Top Driving Test Fails 2019
The Driver and Vehicle Standards Agency (DVSA) has revealed the top 10 reasons people failed the new driving test in its first year.
DVSA is encouraging learner drivers to spend more time practising their driving skills and techniques in these areas, using a variety of different roads, such as country roads and dual carriageways.
DVSA also wants learners to spend more time practising driving in different road conditions, such as driving in rain and driving in the dark.
This will better prepare them for a lifetime of safe driving.
Top 10 reasons for failing the driving test
The most common faults made during driving tests between 4 December 2017 and 3 December 2018 were:
Junctions – observation.
Mirrors – change direction.
Control – steering.
Junctions – turning right.
Move off – safely.
Response to signs – traffic lights.
Move off – control.
Positioning – normal driving.
Response to signs – road markings.
Reverse park – control.
Insufficient observation at junctions and not using mirrors effectively when changing direction accounted for 368,047 test failures.
You automatically fail your driving test if you make a serious or dangerous fault – sometimes called ‘majors’.
Driving test faults reflect the factors that cause accidents
39% all accidents in Great Britain in 2017 were a result of a driver failing to look properly
Source: Contributory factors for reported road accidents
The faults being made in driving tests reflect the factors that cause accidents on Great Britain’s roads. In 2017, drivers failing to look properly contributed to 35,993 accidents. It was the most common contributory factor in accidents.
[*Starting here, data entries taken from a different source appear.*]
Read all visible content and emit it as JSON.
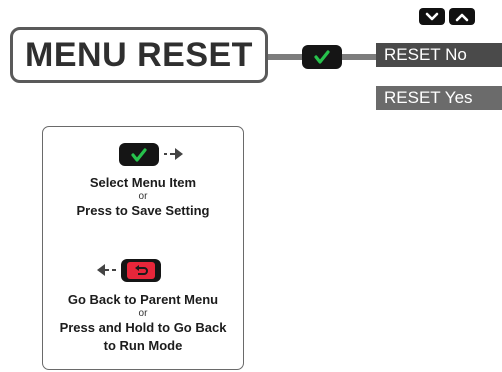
{
  "nav_keys": [
    {
      "icon": "chevron-down-icon"
    },
    {
      "icon": "chevron-up-icon"
    }
  ],
  "menu": {
    "title": "MENU RESET"
  },
  "options": [
    {
      "label": "RESET No",
      "state": "selected"
    },
    {
      "label": "RESET Yes",
      "state": "unselected"
    }
  ],
  "legend": {
    "enter": {
      "icon": "check-icon",
      "line1": "Select Menu Item",
      "or": "or",
      "line2": "Press to Save Setting"
    },
    "back": {
      "icon": "back-arrow-icon",
      "line1": "Go Back to Parent Menu",
      "or": "or",
      "line2": "Press and Hold to Go Back",
      "line3": "to Run Mode"
    }
  },
  "colors": {
    "key_bg": "#151515",
    "check": "#27c24c",
    "back_key_bg": "#e8263a",
    "option_selected_bg": "#4a4a4a",
    "option_bg": "#6b6b6b",
    "box_border": "#5a5a5a"
  }
}
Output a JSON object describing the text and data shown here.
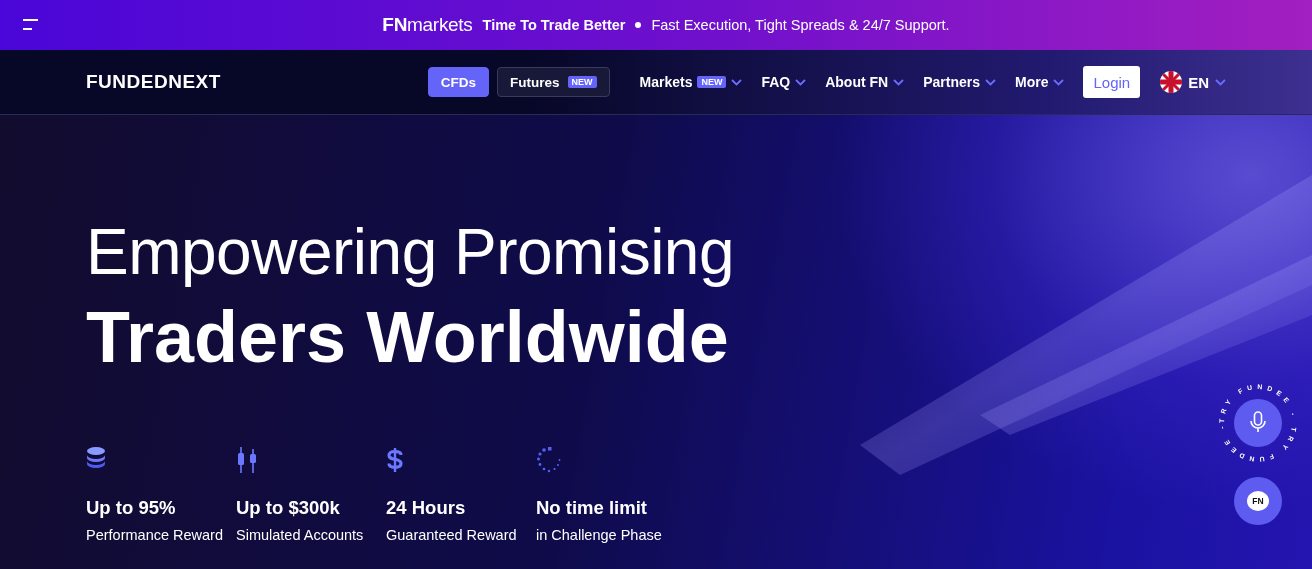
{
  "banner": {
    "brand": "**FN**markets",
    "headline": "Time To Trade Better",
    "tagline": "Fast Execution, Tight Spreads & 24/7 Support."
  },
  "nav": {
    "logo": "FUNDEDNEXT",
    "segments": [
      {
        "label": "CFDs",
        "selected": true
      },
      {
        "label": "Futures",
        "badge": "NEW",
        "selected": false
      }
    ],
    "menu": [
      {
        "label": "Markets",
        "badge": "NEW"
      },
      {
        "label": "FAQ"
      },
      {
        "label": "About FN"
      },
      {
        "label": "Partners"
      },
      {
        "label": "More"
      }
    ],
    "login": "Login",
    "language": "EN"
  },
  "hero": {
    "title_line_1": "Empowering Promising",
    "title_line_2": "Traders Worldwide",
    "stats": [
      {
        "kind": "coins",
        "value": "Up to 95%",
        "description": "Performance Reward"
      },
      {
        "kind": "candles",
        "value": "Up to $300k",
        "description": "Simulated Accounts"
      },
      {
        "kind": "dollar",
        "value": "24 Hours",
        "description": "Guaranteed Reward"
      },
      {
        "kind": "spinner",
        "value": "No time limit",
        "description": "in Challenge Phase"
      }
    ]
  },
  "assistant": {
    "ring_text": "TRY FUNDEE - TRY FUNDEE - ",
    "chat_badge": "FN"
  }
}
Driving safely on all types of roads
Mark Winn, Chief Driving Examiner, said:
It’s vital that learners can drive safely and have the skills to drive on all types of roads before taking their test. The driving test helps get drivers ready for a lifetime of safe driving and makes our roads safer for all.
Failing to look properly at junctions is the most common serious or dangerous test fault and the largest cause of accidents in Britain. Good observation, including proper use of mirrors, is a crucial skill that drivers must learn.
Avoiding common driving faults
The Highway Code provides rules, guidance and advice on avoiding these common faults, including:
looking all around before emerging from a junction, and not crossing or joining a road until there is a gap large enough for you to do so safely
using your mirrors frequently so that you always know what is behind and to each side of you, and using them in good time before you signal or change direction or speed
maintaining a steady course and positioning the vehicle correctly in the road
Dealing with nerves
It’s normal to be nervous before your test. If you’re properly prepared and your driving instructor thinks you’re ready, you do not need to worry. The driving examiner is not trying to catch you out – they just want to make sure that you can drive safely.
The Official DVSA Guide to Driving – the essential skills is full of advice that will help you prepare and stay safe on our roads.